When I first heard about the AtariVox I wasn't too impressed with the sound quality, and decided not to bother getting one. However, I changed my mind after seeing a demo of Man Goes Down at the vgXpo a few years ago. I realised that the sound quality was a perfect match for the Atari, being broadly equivalent to the quality of speech chips back in the day. I now think it would sound "wrong" if the Atari were to produce high-quality speech, just as it would sound unnatural if Stephen Hawking were to upgrade his speech unit.
I bought an AtariVox when they became available again (in the new casing), but didn't actually use it until today. The main reason being that my Atari gear has been in storage since I last moved, and I'm about to move again. I was able to use the AtariVox now due to the acquisition of the handy AtariVox USB adapter, pictured below:
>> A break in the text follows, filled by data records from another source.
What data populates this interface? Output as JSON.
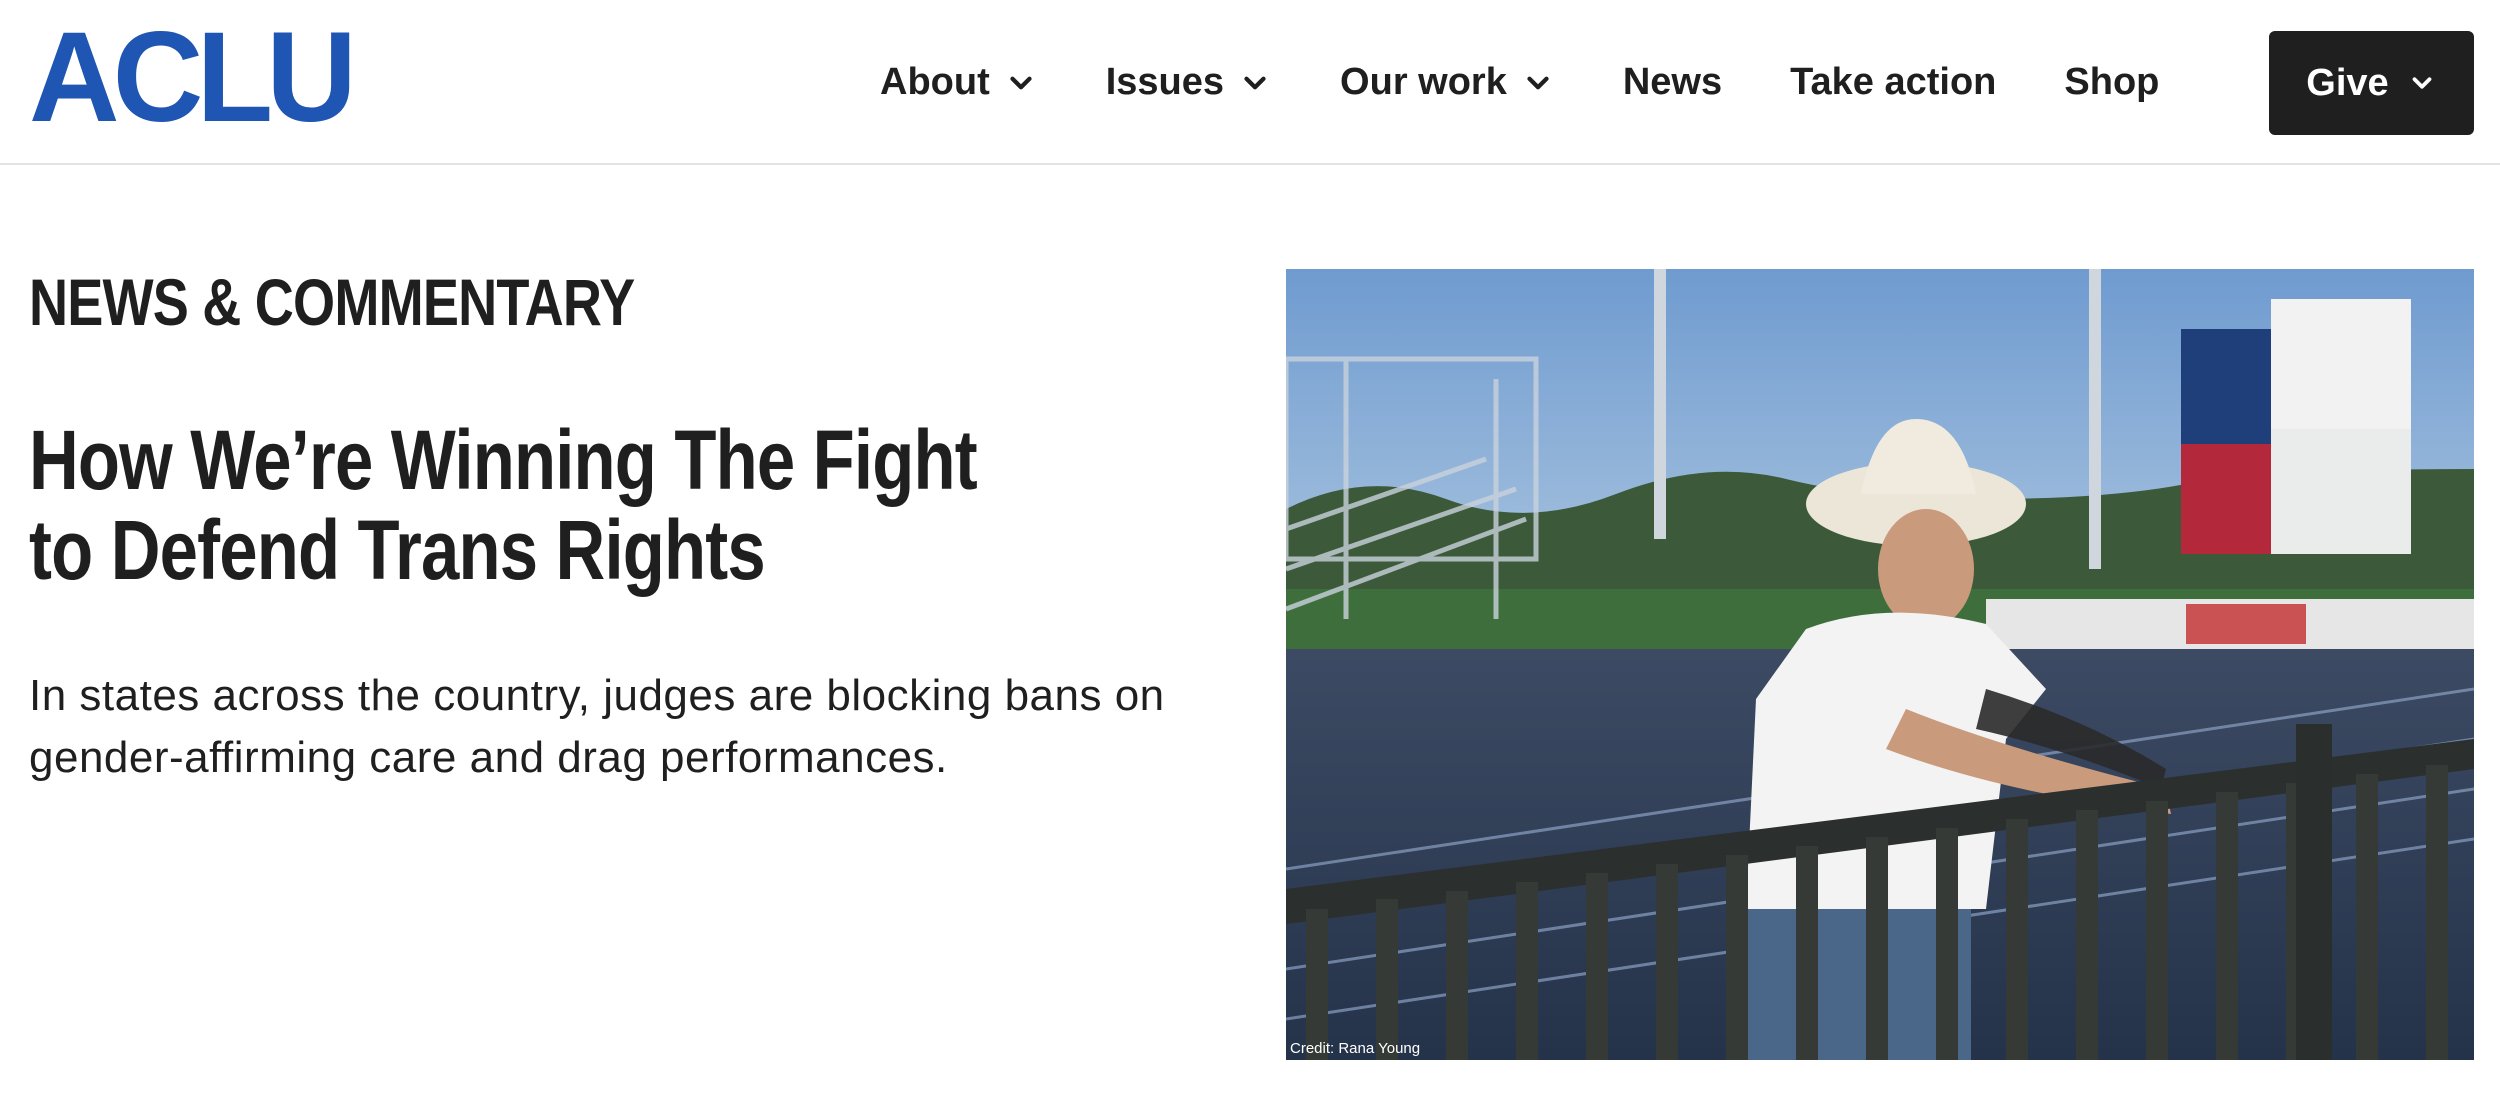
{
  "header": {
    "logo": "ACLU",
    "nav": [
      {
        "label": "About",
        "has_dropdown": true
      },
      {
        "label": "Issues",
        "has_dropdown": true
      },
      {
        "label": "Our work",
        "has_dropdown": true
      },
      {
        "label": "News",
        "has_dropdown": false
      },
      {
        "label": "Take action",
        "has_dropdown": false
      },
      {
        "label": "Shop",
        "has_dropdown": false
      }
    ],
    "give_label": "Give"
  },
  "main": {
    "section_label": "NEWS & COMMENTARY",
    "headline": "How We’re Winning The Fight to Defend Trans Rights",
    "subhead": "In states across the country, judges are blocking bans on gender-affirming care and drag performances.",
    "photo_credit": "Credit: Rana Young"
  },
  "colors": {
    "brand_blue": "#1f55b3",
    "text": "#1f1f1f",
    "give_button": "#1f1f1f"
  },
  "icons": {
    "dropdown": "chevron-down-icon"
  }
}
The USB adapter enables the AtariVox to be used from a normal PC, without the need for an Atari console. This might seem rather pointless, but the main reason for using this adaptor is that it makes AtariVox development much easier. Since the AtariVox is not (yet) supported by any of the emulators, it was previously necessary to write a test program and then upload it to the Atari, e.g. using the Krokodile cart. With the USB adapter, the AtariVox can be programmed directly from the PC. Incidentally, I was grateful for Nathan's review of the AtariVox, since my unit was indeed set to maximum volume. Using the USB adapter is simple - just plug it into the PC, and Windows recognises it as a serial USB device (Mac and Linux users will not be so lucky). The AtariVox can then be programmed using the hacked PhraseALator software or VoxPlay.
It turns out that the AtariVox is not particularly easy to program. It is capable of making a wide range of sounds, but assembling these sounds into recognisable speech can take a lot of trial and error. Fortunately the PhraseALator software has a reasonably large dictionary that can be used in many cases. I also found that I got rapidly better at figuring out the necessary sounds after a bit of practise. Here is a reasonable approximation to "Juno First":
\JH \UW \NO \OWWW \P1 \FF \AXRR \SE \TT
I now think that the AtariVox is quite a cool bit of hardware, and the USB interface makes it much easier to develop for. I'm planning to use it in my future software projects, though I'm not sure I will be able to use it in Juno First, since it requires rather a lot of cycles - perhaps just a few bits of speech during the title screen. Now, if only it was as easy to develop for the Savekey ...